Carroll B. Harvey, a longtime associate of Mayor Marion Barry who was one of the new mayor's first administrative appointments in January 1979, will resign as director of the city's Department of General Services on Nov. 1, the city announced yesterday.

The city's announcement of Harvey's departure stated that personal obligations require the 47-year-old administrator to leave his $50,112-a-year District government job to return to a more lucrative private consulting business.

However, a Barry administration source, who asked not to be named, said that Harvey had a strained relationship with City Administrator Elijah B. Rogers, particularly over Harvey's role as head of the general services department.

Harvey believes that he should have more autonomy to run the department, the source said, while Rogers keeps a tight reign on all the city government's department heads, including Harvey.

Harvey yesterday downplayed the reports of tension. "If a guy is in this kind of job and there are no tensions," he said, "then he's not doing what he's supposed to do."

He said he is leaving the city government primarily because he wants to make more money to support his large family, which includes six children.
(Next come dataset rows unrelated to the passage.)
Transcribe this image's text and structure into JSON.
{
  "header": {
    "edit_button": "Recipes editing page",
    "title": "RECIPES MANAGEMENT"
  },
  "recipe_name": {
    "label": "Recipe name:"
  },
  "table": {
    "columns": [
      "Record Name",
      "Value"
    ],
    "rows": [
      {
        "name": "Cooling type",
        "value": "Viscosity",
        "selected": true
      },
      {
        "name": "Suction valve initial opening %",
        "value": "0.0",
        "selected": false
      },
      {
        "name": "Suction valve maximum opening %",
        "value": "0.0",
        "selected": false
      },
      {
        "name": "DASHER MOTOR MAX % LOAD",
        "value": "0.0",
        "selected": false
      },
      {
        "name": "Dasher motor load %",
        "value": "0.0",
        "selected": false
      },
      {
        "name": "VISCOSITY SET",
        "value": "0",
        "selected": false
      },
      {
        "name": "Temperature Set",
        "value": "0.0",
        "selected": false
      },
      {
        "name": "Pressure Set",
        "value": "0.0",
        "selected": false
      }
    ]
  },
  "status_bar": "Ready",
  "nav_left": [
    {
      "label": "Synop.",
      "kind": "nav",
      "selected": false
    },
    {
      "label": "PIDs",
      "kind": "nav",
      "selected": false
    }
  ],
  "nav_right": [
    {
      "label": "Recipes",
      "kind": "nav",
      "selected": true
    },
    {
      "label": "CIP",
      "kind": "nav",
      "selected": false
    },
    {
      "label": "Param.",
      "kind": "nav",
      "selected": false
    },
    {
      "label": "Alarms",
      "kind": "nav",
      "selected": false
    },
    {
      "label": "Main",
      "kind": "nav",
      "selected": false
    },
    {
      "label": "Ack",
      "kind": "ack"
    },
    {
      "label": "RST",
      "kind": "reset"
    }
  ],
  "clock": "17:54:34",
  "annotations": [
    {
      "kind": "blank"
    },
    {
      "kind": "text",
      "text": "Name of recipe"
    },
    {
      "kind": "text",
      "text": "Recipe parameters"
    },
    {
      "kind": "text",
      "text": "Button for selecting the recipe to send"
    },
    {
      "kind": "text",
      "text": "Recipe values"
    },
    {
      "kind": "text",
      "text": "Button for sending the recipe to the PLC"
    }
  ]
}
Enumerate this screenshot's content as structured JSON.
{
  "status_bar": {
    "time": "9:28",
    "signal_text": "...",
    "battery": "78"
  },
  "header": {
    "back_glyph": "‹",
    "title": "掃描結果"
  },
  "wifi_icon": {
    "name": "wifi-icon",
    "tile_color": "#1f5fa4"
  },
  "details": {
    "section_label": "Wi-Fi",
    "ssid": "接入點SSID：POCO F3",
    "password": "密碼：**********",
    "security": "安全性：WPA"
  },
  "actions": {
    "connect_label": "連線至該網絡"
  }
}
He said he intends to reactivate planning, development and civil engineering firms that he abandoned when he joined the city.

In his post as head of the Department of General Services, he is, among other things, responsible for District government maintenance, procurement, and security services.

Harvey said yesterday that when he joined the Barry administration on Jan. 2, 1979, as assistant city administrator for operations, he committed himself to stay for one or two years. In the end, after remaining for two years and nine months, he said he decided to leave now because if he stayed longer, he would feel obliged to stay through Barry's term. The term ends at the end of 1982.

Despite Harvey's close association with Barry -- he is a former executive director of Youth Pride Inc., the self-help group Barry cofounded -- he failed to exert the kind of influence he would have liked to wield in Barry's administration, sources said.

For example, he lobbied for creation of a public works "super agency" which would have combined several D.C. government departments and operated under his supervision, according to sources. But the idea fell by the wayside last year during the city's budget crisis.

More recently, a knowledgeable source said, Harvey, as the city's chief procurement officer, was not kept fully abreast of negotiations being carried out by other officials -- notably Rogers and Department of Environmental Services chief William B. Johnson -- over a $60 million contract to dispose of the city's sewage sludge. When the sludge contract was finally signed recently with Fuel Recovery Corp., a Beltsville firm, Harvey was out of town.

In submitting his resignation, Harvey pledged to support Barry next year should he seek reelection.